Quick, what’s the bigger US national security threat, terrorism or cyberwar? Trick question. The enemy is small, invisible, and occasionally even within—within our guts and bloodstreams, that is. “It’s time to have an adult conversation about the threats posed by biology,” writes James Stavridis in Foreign Policy.
The retired four-star US Navy admiral and NATO supreme allied commander argues that “biological, not cybernetic developments will determine the course of the 21st century.” He cites Ebola, the emergence of antibiotic-resistant superbugs, and the Zika virus, which has spread to the mainland United States while a deadlocked Congress fails to pass a spending bill to help combat it. (The CDC’s latest case count on Zika, which causes birth defects, is here.) Those threats, though, are just a few of the better-known bio-enemies in our sights. We should also expect new uses and abuses of DNA sequencing and gene editing technology like CRISPR, as well as the advent of synthetic biological weapons, which won’t have the same limits as natural biological weapons.

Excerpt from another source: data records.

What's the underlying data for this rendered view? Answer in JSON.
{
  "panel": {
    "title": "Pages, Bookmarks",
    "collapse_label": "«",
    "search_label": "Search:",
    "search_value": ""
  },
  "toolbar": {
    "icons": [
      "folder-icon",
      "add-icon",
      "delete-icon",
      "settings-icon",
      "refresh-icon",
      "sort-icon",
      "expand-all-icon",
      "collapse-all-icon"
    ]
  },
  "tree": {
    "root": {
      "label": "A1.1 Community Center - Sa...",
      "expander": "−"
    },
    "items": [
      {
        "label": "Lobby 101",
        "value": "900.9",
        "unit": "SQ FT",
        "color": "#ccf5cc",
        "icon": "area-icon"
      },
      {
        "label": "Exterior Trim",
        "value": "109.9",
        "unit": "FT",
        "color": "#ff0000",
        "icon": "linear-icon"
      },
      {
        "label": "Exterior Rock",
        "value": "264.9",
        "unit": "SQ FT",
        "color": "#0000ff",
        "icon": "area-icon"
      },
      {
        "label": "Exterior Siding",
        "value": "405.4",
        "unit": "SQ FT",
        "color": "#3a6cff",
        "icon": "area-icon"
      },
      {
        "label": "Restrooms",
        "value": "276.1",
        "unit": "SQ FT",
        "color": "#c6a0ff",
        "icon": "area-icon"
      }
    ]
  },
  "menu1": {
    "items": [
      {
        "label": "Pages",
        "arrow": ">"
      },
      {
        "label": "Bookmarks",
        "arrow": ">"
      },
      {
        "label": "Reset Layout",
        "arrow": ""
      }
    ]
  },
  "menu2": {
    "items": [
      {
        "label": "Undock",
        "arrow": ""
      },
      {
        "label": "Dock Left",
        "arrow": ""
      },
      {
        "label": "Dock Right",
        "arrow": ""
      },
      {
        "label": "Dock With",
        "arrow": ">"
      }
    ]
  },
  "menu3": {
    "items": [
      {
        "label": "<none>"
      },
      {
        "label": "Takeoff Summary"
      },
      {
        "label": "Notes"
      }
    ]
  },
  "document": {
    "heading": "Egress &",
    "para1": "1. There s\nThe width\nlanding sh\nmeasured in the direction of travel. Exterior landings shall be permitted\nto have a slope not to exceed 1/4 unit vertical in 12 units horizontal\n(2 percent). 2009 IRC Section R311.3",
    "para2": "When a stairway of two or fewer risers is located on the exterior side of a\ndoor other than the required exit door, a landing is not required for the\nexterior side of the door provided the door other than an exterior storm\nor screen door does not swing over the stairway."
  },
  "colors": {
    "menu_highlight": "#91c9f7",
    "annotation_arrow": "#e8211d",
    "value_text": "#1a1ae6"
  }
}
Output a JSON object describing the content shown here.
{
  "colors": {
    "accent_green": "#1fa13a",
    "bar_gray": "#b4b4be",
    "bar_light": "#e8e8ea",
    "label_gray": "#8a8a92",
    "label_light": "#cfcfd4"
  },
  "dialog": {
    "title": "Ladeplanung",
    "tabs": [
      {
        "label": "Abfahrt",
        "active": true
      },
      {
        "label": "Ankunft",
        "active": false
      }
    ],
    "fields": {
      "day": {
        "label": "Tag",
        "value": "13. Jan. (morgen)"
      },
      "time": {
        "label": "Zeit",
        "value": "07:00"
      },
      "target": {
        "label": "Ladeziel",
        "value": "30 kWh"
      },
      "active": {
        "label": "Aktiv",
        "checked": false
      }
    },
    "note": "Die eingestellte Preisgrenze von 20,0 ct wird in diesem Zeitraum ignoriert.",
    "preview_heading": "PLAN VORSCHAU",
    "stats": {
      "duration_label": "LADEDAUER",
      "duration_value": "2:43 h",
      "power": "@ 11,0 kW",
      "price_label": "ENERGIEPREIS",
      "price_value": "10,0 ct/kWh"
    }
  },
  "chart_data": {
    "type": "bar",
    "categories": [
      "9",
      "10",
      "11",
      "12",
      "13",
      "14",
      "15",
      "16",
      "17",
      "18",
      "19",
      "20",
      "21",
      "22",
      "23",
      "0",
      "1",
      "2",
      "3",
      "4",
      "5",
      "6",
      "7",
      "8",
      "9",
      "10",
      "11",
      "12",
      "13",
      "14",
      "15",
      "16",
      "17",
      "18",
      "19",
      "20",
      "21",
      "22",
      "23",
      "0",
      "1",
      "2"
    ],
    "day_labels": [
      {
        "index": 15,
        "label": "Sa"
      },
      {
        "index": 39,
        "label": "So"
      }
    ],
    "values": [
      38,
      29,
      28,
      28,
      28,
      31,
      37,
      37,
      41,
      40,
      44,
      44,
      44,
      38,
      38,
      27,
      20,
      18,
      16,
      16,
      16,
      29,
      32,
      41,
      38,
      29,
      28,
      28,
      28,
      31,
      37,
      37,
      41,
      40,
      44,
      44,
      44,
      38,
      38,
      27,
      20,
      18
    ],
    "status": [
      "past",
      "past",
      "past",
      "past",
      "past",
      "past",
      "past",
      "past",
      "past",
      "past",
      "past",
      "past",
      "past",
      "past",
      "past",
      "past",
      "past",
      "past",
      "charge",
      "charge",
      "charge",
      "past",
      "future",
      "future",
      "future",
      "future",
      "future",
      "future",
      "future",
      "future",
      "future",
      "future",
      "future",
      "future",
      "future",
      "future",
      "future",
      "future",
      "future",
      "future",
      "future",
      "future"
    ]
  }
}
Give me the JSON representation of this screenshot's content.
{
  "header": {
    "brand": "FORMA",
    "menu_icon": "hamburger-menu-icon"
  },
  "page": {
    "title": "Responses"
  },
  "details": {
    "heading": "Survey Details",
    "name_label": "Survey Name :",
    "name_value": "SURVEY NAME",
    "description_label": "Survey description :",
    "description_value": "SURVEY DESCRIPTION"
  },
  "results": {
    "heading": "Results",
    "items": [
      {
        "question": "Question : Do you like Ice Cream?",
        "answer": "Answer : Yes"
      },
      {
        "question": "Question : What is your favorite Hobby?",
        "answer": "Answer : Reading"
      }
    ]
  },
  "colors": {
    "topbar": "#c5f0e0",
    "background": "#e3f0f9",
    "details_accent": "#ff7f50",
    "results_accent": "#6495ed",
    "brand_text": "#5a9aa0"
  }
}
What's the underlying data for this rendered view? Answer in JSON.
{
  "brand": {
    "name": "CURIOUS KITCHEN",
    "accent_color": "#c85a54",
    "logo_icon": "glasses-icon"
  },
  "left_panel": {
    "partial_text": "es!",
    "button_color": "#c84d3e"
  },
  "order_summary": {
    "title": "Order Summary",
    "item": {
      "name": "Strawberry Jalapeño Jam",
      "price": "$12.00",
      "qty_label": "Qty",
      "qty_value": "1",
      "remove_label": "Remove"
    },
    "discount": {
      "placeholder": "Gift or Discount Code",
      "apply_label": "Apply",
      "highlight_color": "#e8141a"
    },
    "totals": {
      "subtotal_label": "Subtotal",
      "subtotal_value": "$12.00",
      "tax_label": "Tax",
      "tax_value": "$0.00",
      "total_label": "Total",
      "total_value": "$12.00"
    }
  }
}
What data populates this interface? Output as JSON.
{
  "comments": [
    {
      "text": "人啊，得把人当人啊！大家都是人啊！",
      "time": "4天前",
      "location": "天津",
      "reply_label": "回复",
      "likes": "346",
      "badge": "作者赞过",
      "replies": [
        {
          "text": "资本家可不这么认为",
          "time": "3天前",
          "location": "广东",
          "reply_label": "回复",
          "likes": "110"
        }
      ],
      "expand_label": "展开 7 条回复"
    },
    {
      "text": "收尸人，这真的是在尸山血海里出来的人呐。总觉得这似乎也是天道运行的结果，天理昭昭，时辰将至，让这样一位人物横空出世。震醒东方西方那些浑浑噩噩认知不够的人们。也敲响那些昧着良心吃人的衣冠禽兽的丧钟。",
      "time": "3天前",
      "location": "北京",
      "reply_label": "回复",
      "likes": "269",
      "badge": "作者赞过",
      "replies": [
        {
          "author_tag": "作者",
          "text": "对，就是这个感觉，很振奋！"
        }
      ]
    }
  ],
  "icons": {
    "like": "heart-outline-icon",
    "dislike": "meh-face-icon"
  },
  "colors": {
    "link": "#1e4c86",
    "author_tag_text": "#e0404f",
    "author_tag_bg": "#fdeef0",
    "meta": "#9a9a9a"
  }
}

The United States, Stavridis argues, needs to come up with a coherent biological strategy without knowing exactly what lies ahead. “Scientists are like soldiers on patrol in unmarked terrain, one that is occasionally illuminated by a flash of lightning, revealing steeper and more dangerous ground ahead,” he writes.